*** Opening Material provided ***

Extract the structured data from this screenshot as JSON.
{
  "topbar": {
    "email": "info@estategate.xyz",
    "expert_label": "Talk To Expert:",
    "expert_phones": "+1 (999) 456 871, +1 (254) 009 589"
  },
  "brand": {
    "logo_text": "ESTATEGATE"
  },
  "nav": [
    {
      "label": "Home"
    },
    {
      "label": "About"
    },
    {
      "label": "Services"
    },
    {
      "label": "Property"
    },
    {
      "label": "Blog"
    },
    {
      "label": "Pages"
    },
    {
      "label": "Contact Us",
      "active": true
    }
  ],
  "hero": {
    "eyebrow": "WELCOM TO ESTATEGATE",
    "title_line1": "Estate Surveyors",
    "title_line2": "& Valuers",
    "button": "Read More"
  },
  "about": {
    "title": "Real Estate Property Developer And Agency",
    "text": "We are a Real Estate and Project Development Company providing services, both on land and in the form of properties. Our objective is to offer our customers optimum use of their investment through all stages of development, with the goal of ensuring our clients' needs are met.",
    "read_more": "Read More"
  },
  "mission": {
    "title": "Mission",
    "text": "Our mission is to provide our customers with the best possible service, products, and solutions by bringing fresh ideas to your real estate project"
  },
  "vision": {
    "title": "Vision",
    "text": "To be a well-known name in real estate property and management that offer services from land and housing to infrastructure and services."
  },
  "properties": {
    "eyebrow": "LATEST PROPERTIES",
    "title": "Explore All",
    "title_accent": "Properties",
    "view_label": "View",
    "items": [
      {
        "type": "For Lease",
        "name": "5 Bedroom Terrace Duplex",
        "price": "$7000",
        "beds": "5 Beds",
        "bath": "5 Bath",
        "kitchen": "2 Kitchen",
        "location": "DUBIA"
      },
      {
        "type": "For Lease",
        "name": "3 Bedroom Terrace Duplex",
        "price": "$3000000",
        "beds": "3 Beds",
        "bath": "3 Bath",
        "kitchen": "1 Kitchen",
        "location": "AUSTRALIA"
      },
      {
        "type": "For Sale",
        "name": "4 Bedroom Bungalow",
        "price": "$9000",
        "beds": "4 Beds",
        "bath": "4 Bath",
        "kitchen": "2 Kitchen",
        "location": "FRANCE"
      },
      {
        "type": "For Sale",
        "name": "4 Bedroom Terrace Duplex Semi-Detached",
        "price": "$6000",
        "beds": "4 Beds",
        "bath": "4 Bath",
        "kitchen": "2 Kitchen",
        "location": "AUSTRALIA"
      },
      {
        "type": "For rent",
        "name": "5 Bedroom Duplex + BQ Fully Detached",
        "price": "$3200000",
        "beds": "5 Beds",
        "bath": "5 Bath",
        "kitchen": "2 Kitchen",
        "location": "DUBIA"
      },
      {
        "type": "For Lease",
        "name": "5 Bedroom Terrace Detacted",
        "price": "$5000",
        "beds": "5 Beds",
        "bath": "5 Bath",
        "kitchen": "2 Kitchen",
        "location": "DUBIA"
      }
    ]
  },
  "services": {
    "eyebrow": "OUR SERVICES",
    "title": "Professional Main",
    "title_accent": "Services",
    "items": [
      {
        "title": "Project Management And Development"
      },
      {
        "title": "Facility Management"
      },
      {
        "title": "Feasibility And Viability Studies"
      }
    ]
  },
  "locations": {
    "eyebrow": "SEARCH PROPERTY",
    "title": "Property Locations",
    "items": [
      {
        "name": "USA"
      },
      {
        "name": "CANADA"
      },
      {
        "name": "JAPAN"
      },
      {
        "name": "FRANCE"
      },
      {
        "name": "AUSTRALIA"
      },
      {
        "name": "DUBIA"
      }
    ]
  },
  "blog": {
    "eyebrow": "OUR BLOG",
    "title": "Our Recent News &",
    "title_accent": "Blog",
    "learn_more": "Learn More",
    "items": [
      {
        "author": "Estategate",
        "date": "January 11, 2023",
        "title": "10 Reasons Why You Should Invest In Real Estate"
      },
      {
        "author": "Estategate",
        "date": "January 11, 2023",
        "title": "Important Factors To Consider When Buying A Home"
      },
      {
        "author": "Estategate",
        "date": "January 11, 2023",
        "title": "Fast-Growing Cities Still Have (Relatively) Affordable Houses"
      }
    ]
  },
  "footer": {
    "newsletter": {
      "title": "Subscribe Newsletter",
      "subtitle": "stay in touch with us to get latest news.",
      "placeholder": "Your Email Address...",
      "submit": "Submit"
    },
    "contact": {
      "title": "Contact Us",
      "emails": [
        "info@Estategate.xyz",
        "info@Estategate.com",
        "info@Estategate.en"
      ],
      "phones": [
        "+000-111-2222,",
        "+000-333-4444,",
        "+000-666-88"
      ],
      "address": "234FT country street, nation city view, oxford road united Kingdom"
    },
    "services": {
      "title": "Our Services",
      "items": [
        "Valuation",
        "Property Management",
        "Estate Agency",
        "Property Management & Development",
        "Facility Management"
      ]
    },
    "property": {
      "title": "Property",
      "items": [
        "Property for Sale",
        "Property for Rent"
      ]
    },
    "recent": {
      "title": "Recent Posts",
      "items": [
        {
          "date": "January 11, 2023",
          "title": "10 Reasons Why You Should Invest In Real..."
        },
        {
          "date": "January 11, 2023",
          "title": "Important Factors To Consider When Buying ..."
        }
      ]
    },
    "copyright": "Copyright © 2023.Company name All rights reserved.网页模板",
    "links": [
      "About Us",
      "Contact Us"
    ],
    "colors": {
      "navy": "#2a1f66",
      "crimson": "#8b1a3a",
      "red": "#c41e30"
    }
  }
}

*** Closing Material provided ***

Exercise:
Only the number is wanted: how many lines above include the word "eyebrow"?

Result of the task:
5